To do: Filter the data below, keeping only lines that contain "City".

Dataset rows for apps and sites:
□ □ □ □ □ □ □

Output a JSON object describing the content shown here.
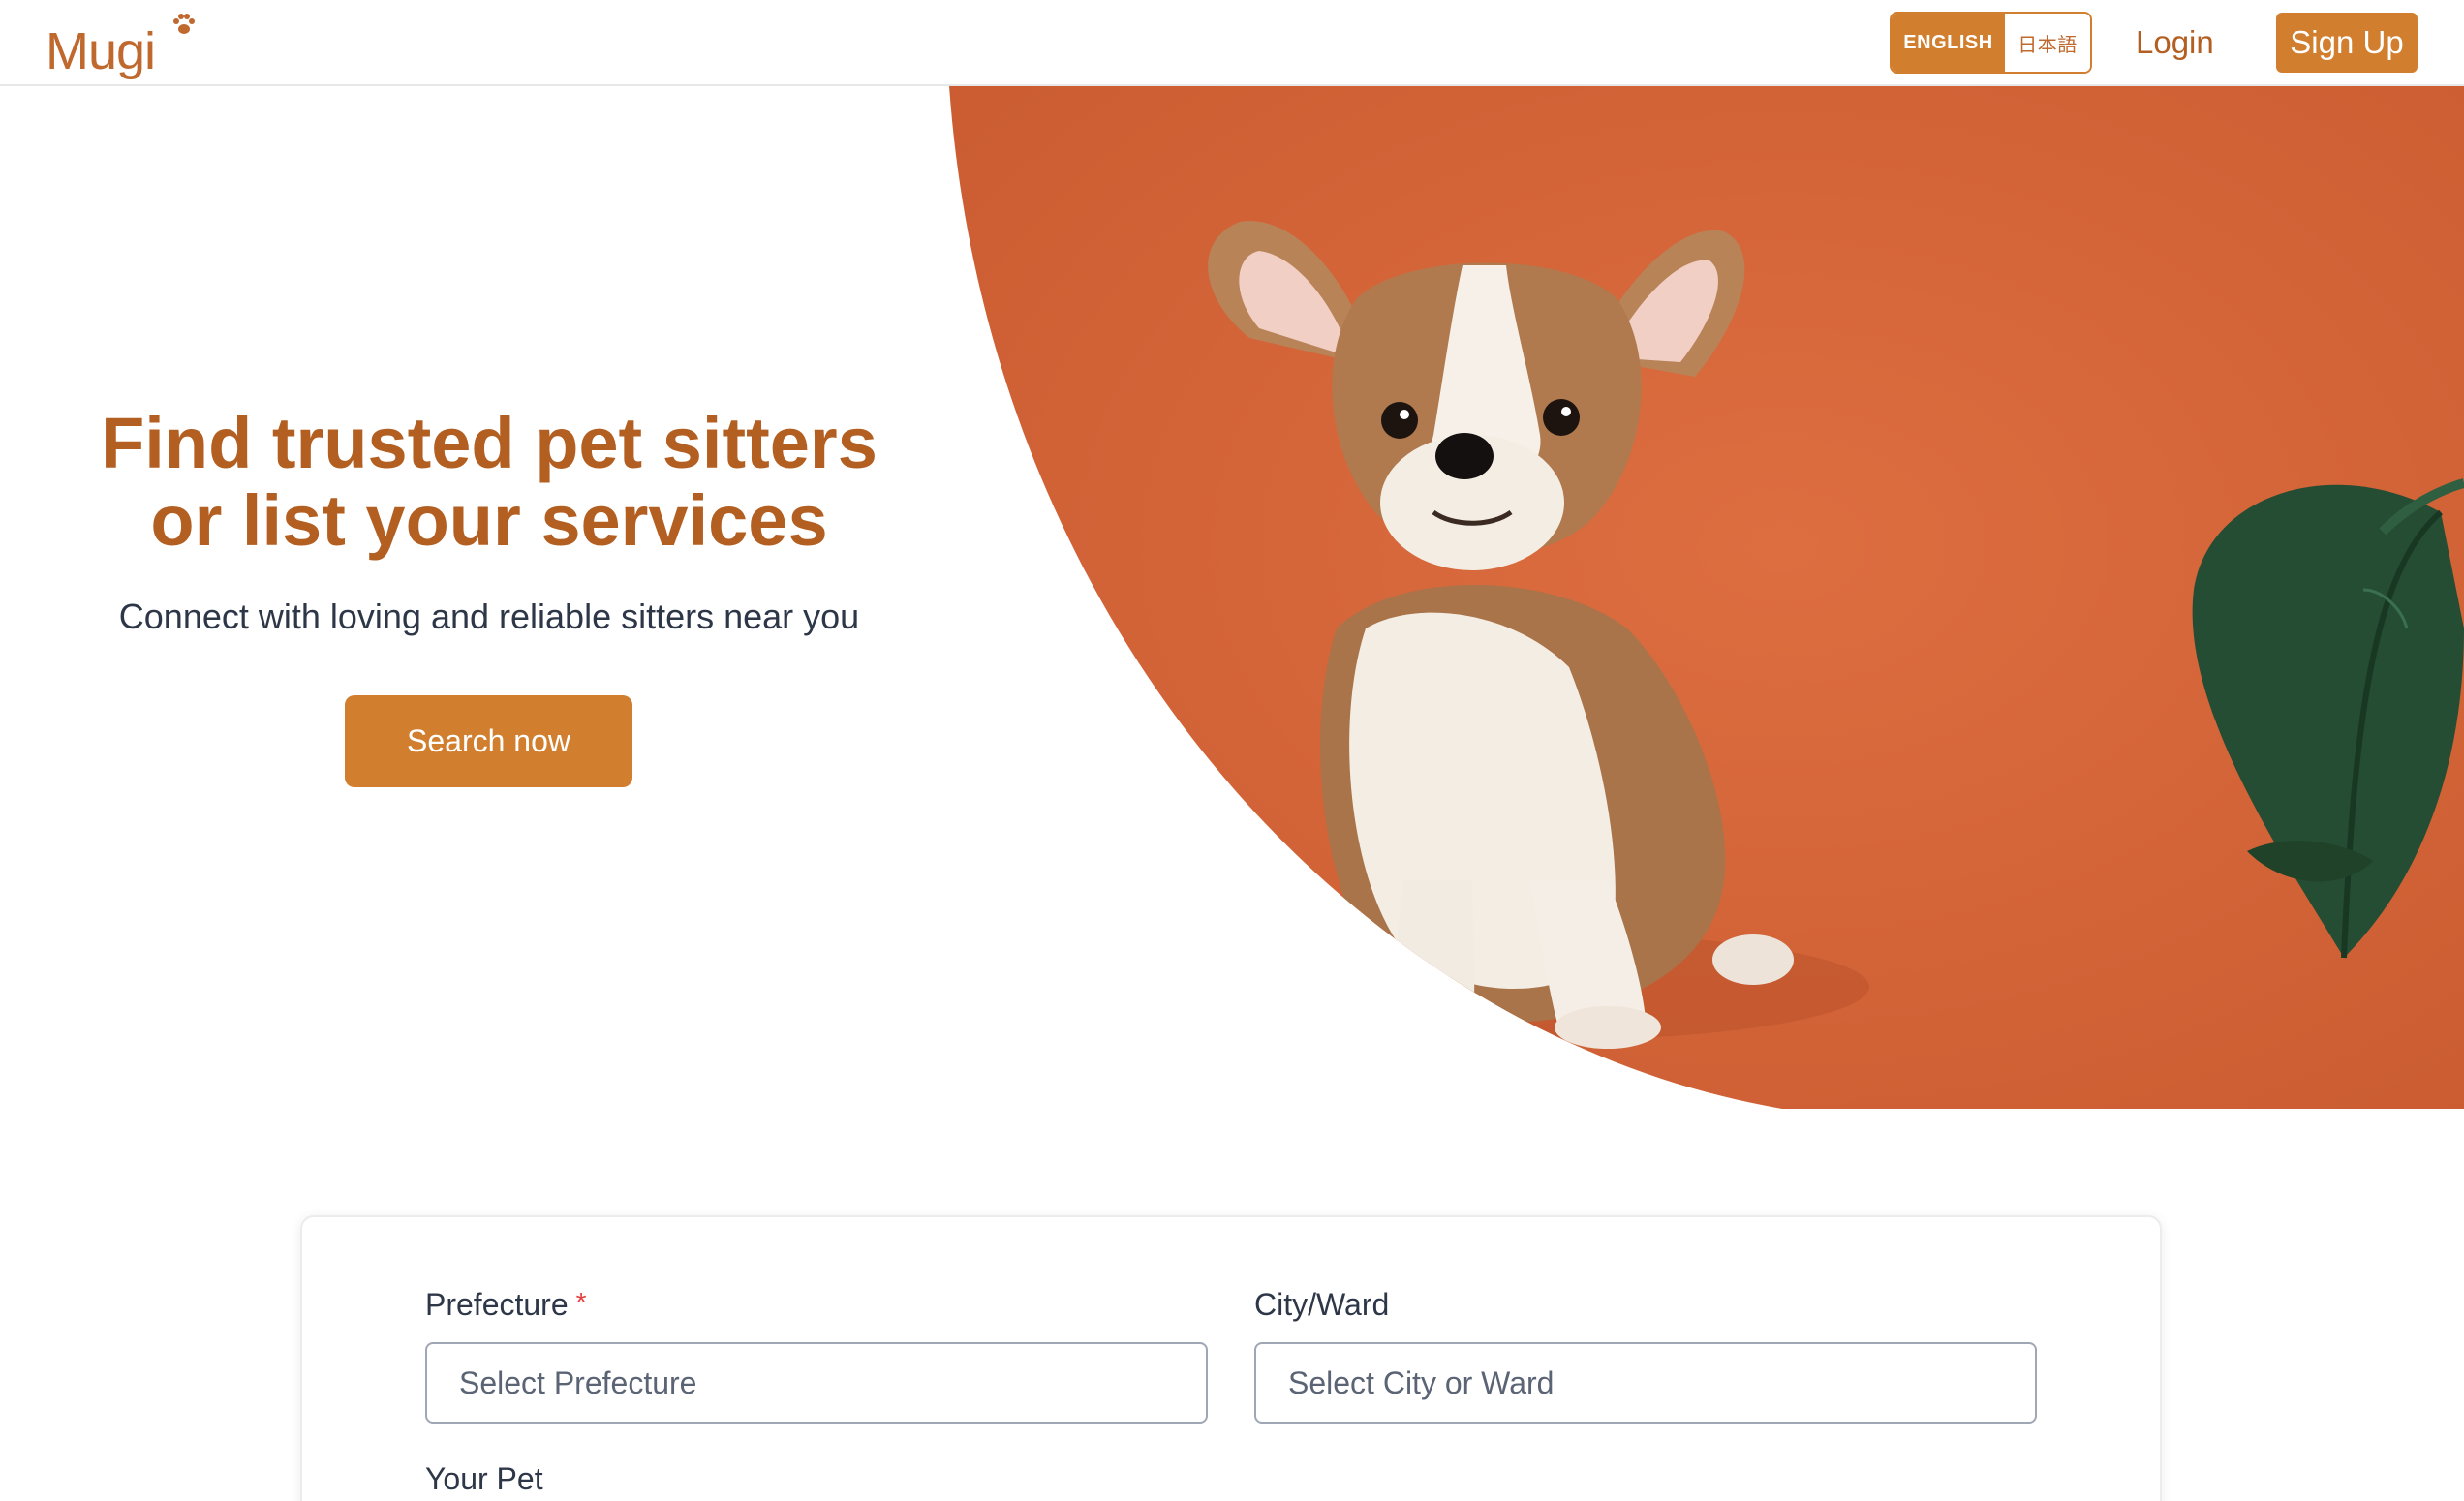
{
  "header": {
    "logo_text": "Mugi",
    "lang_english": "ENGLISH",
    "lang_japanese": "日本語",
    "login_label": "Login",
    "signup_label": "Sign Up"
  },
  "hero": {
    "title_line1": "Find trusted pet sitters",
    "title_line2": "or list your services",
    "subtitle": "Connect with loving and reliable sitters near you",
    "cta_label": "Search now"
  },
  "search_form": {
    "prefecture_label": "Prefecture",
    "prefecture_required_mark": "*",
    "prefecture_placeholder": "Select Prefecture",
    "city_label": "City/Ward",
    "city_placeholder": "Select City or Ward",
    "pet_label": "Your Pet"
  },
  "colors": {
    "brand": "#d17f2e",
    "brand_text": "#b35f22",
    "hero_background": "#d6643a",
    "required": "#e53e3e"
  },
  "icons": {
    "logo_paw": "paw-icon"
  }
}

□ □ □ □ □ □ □

Solution for this task:
    "city_label": "City/Ward",
    "city_placeholder": "Select City or Ward",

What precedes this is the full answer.